England, set a near-impossible 557 to win, seemed as if they might make a battle of it before yet another collapse at the crease, where they lost their last five wickets for just 14 runs against the Australian attack.
"We have been very good, there is no doubt about it," said elated Australian captain Ricky Ponting, who underlined the bitter taste left over after they lost the most famous cricket series in the world to England last year.
"We had a long time to think about it and get ourselves prepared for this series," Ponting said here on Monday.
"For the 14 months between series, we worked harder than I have ever seen this team work before, and all that hard work has come through in our play."
Australia wound up with a 206-run win on the final day of the third Test, setting off scenes of jubilation at the Waca Ground in Perth.
Set 557 to win after Australia declared at 527 for five late on the third day, England looked to have some hope of saving the match and the series.
They were 336 for five shortly before lunch, with both Kevin Pietersen and Andrew Flintoff at the wicket.
But champion leg-spinner Shane Warne struck once again, bowling Flintoff for 51 to spark the English collapse.
Warne ultimately ended the resistance two balls after lunch when he bowled Monty Panesar for one, leaving England all out for 350.
Warne claimed 4-115 from 39.2 overs in the England second innings to take his career tally to 699 Test wickets.
He now looks certain to become the first bowler to reach 700 Test wickets, which he should do in front of his home crowd at the fourth Test starting December 26 at the Melbourne Cricket Ground.
The win gave Australia an unbeatable 3-0 lead in the five-Test series, with two Tests, in Melbourne and Sydney, remaining.
There were jubilant scenes as the Australians atoned for losing the Ashes 2-1 in England in 2005.

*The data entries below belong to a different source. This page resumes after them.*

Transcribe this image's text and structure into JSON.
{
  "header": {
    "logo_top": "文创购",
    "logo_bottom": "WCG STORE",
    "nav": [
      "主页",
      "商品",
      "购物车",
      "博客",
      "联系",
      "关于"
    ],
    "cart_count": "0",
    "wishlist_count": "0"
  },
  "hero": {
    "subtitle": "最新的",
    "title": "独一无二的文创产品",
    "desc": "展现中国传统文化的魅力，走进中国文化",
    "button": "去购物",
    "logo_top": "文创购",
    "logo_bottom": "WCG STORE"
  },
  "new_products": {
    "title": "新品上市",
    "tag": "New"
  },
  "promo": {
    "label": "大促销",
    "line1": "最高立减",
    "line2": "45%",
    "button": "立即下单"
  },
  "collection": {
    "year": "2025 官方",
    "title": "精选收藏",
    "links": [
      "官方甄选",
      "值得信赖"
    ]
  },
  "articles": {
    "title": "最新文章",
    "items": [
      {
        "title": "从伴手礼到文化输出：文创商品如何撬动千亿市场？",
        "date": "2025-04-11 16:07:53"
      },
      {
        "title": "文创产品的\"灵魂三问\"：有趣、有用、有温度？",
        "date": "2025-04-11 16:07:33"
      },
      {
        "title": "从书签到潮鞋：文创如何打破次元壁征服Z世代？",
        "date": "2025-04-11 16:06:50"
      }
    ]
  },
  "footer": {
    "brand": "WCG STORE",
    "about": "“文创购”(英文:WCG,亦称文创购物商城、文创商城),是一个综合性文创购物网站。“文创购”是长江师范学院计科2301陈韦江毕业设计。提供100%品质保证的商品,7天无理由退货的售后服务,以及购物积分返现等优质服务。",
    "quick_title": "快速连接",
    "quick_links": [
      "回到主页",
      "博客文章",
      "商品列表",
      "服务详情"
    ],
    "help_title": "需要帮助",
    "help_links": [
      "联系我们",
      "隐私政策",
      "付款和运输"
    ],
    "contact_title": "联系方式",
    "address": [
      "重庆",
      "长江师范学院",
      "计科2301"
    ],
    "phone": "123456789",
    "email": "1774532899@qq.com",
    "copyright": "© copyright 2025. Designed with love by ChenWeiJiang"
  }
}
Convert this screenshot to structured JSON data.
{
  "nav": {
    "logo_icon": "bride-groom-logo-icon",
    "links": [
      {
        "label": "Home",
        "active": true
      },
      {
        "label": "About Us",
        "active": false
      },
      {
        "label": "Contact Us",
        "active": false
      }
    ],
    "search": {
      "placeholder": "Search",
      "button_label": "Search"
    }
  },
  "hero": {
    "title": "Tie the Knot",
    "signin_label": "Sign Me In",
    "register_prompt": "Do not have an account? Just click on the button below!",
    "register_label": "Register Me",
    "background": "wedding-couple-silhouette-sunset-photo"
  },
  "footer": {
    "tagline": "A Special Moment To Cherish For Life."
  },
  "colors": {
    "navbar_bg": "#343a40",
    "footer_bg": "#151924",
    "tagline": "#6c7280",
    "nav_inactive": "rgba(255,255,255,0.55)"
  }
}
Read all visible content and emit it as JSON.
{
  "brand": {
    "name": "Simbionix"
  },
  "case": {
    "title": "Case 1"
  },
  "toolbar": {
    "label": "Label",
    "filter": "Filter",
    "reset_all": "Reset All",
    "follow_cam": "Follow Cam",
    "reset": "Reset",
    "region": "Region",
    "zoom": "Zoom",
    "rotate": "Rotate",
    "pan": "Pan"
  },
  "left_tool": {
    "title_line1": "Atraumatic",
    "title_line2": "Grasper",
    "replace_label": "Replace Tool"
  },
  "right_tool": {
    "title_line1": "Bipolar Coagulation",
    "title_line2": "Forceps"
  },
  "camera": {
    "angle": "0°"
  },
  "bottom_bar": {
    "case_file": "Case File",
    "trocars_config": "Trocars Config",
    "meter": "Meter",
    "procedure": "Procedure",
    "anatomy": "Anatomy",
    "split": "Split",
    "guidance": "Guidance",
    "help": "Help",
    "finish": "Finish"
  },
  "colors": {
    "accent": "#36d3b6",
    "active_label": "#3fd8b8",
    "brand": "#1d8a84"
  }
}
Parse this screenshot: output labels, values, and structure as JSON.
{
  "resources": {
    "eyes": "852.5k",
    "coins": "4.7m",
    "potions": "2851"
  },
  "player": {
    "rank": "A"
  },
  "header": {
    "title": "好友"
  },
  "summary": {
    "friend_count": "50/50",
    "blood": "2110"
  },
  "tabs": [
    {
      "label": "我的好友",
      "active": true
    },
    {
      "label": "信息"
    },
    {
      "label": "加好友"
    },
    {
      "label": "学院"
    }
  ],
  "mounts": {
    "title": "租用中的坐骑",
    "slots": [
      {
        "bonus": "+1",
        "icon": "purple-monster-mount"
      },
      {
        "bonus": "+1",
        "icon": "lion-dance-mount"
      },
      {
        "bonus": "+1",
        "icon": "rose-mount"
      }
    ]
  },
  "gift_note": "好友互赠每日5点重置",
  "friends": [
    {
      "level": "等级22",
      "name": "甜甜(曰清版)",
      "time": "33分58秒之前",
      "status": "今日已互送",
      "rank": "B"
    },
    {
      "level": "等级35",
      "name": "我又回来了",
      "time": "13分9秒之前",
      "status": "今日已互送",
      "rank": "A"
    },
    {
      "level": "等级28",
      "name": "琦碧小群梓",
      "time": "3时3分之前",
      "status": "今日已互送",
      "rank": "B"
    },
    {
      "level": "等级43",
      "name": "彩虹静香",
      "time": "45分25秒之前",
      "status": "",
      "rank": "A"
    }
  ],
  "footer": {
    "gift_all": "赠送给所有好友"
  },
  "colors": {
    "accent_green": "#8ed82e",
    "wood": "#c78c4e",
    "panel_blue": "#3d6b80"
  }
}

England talisman Flintoff said losing the Ashes hurt deeply but conceded that Australia had been the superior side. He said England would be out to regain lost pride in the last two Tests.
"Full credit, they played some good cricket," Flintoff said.
"We have still got two to play and we are going to be playing for pride," he said. "That is one thing our team has a lot of and they will come back strong."
Pietersen (60 not out) and Flintoff started the final day with intent, the latter bursting out of a form slump with some aggressive shots as they built a partnership before lunch.
Although he lived dangerously at times, Flintoff hit a string of boundaries and a big six over mid-wicket off the bowling of Brett Lee.
He reached his half-century with an inside edge to the fine-leg boundary, before he played all around a fullish delivery from Warne and was clean bowled to end a 75-run stand.
It proved to be the end of the England fightback, with three more wickets falling in quick succession before the lunch break, which came with Australia needing just one more wicket to win.
Struggling wicketkeeper Geraint Jones surely handed his Test spot to understudy Chris Read when he went in bizarre circumstances for a duck shortly after Flintoff fell.
Jones missed with an attempted sweep at Warne and forgot to get back into his crease, with Ponting hitting the stumps with an underarm throw from silly mid-off.
It completed a pair for Jones and extended his run of ducks on tour to four.
Sajid Mahmood's miserable recall continued when he was adjudged lbw to Stuart Clark (2-56) for just four, while Steve Harmison was trapped lbw by Warne for a duck.
The England tail had wagged strongly on the second day, but there was to be no repeat.
In the end, the English fought desperately hard but blew their opportunity to stay in the series when their top order failed to fire on the second day of the game.
After dismissing Australia, who had won the toss and elected to bat, for just 244, England slumped to 128 for seven before being dismissed for 215.
Centuries to Adam Gilchrist, who hit the second-fastest Test hundred in history, Mike Hussey and Michael Clarke then put the home side in a commanding position.
Although Alastair Cook held the Australians at bay with a fighting century, the English had missed their chance.